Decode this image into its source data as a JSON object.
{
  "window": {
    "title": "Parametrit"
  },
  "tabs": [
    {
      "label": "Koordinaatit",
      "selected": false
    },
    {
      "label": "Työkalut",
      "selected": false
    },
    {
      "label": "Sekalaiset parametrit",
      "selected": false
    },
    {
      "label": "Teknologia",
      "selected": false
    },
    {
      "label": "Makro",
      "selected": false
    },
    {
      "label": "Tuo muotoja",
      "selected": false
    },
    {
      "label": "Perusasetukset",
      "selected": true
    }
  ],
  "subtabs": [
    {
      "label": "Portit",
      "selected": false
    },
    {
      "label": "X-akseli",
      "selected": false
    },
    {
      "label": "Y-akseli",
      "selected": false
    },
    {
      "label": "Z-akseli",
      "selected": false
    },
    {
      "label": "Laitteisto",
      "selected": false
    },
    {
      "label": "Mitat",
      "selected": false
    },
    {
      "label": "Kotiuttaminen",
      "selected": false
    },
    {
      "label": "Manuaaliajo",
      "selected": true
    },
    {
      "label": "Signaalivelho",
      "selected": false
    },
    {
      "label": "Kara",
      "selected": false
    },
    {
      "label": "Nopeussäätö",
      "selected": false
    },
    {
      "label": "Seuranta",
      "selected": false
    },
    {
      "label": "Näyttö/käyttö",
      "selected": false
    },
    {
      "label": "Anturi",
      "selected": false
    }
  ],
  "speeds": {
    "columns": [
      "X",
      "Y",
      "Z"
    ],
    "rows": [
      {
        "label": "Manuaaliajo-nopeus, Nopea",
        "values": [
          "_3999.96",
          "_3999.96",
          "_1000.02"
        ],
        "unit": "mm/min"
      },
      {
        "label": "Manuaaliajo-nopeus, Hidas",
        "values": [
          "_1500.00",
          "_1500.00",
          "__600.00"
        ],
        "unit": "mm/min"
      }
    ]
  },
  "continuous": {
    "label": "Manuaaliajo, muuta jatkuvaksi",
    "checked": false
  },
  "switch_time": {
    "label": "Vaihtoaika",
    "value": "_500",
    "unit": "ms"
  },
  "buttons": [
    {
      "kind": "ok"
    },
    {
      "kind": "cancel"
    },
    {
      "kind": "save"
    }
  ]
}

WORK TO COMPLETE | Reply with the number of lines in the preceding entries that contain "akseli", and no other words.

THE ANSWER | 3